● Action item
In the records below, some lines contain the word "Continue". Copy each of them.

● Data supplied
◇ ◇ ◇ ◇ ◇ ◇ ◇

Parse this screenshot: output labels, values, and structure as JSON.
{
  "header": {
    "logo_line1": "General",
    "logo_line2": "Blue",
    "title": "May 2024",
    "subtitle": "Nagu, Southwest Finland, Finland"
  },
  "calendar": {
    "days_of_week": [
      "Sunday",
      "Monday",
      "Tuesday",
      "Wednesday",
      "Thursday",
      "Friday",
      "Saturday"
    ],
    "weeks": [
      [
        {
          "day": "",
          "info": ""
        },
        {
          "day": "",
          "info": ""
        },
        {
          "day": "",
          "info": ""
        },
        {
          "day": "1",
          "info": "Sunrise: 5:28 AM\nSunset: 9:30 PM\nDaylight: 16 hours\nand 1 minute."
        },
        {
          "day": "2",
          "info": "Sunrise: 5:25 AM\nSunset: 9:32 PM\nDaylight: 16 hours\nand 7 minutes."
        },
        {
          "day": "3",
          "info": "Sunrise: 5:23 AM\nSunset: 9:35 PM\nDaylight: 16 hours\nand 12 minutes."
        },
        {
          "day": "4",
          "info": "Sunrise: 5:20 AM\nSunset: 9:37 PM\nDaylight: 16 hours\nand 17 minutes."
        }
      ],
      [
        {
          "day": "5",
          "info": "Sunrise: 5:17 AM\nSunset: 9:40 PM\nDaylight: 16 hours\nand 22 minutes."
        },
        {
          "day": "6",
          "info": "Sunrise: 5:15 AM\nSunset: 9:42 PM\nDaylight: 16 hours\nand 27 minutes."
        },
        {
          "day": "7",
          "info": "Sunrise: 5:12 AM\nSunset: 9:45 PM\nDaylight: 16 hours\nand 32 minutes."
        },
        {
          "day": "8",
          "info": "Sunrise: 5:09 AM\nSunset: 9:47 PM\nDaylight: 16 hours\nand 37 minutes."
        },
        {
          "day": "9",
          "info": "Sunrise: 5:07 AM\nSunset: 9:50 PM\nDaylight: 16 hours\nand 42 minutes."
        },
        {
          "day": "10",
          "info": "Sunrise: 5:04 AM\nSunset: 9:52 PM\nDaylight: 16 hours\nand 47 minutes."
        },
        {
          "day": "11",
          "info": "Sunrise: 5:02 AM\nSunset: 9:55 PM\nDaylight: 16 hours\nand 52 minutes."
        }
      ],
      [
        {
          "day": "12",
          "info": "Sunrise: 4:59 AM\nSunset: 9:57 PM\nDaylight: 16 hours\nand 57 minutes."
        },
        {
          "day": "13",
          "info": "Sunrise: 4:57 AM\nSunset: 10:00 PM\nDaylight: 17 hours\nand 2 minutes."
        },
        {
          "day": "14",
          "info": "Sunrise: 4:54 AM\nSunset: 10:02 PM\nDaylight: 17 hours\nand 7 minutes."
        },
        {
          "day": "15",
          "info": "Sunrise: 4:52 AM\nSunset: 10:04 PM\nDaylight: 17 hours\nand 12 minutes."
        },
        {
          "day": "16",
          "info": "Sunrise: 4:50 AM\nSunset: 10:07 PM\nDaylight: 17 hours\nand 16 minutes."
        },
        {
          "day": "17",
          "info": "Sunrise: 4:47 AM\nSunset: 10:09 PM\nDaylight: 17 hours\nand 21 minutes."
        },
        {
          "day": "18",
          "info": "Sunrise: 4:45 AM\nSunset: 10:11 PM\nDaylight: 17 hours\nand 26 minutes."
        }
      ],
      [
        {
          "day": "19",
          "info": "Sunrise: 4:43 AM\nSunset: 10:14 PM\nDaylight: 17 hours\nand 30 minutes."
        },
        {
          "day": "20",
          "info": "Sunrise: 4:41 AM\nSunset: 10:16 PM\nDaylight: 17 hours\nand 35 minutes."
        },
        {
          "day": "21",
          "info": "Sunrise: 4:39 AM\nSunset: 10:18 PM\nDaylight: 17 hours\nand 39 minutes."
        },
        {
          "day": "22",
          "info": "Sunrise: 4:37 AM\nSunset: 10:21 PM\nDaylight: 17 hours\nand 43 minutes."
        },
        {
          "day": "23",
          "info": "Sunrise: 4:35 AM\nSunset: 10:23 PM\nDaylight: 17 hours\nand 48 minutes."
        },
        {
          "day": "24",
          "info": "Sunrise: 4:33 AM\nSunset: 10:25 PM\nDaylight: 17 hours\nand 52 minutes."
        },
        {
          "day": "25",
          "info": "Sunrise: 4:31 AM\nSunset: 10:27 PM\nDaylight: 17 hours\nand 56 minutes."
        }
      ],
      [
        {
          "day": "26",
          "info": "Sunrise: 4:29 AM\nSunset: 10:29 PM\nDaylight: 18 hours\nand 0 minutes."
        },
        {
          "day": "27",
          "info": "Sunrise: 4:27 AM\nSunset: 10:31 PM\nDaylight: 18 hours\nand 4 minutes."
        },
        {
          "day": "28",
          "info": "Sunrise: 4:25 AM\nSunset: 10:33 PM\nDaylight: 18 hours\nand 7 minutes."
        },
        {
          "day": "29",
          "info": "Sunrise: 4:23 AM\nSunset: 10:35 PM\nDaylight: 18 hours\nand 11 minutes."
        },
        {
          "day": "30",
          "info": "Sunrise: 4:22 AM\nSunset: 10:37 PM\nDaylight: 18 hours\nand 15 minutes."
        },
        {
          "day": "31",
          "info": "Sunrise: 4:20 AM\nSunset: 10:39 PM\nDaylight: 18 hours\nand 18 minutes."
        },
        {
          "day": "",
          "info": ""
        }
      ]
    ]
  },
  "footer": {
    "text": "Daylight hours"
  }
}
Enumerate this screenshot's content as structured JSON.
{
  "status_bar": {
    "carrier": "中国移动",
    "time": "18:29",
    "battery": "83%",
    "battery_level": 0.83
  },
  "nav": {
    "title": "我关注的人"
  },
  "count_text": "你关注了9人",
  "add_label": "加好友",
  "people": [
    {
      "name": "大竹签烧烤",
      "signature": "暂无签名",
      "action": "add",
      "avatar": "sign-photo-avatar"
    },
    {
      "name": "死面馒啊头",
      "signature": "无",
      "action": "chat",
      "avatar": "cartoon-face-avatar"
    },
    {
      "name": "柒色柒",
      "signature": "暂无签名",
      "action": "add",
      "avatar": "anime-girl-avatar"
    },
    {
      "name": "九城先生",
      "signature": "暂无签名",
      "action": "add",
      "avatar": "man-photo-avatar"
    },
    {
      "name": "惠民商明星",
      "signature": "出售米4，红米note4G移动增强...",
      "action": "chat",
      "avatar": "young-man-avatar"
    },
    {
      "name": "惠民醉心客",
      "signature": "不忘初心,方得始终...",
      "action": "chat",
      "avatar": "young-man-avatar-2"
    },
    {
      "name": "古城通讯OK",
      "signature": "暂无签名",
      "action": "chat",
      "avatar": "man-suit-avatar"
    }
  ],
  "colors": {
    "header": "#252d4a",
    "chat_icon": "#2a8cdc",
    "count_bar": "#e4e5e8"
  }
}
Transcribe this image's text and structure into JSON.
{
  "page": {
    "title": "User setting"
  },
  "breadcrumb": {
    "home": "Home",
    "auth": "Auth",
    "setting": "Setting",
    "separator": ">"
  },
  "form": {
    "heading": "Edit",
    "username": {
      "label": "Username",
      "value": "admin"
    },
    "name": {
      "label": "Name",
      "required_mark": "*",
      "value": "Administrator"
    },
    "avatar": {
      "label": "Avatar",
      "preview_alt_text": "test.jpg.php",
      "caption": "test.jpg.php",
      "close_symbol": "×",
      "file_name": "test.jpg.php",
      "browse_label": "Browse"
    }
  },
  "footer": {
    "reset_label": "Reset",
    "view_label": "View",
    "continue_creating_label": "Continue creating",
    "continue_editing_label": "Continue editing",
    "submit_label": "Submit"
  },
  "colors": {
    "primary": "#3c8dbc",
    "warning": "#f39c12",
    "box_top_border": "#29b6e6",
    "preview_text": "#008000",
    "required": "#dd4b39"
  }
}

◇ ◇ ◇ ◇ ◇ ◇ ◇

● Expected answer
    "continue_creating_label": "Continue creating",
    "continue_editing_label": "Continue editing",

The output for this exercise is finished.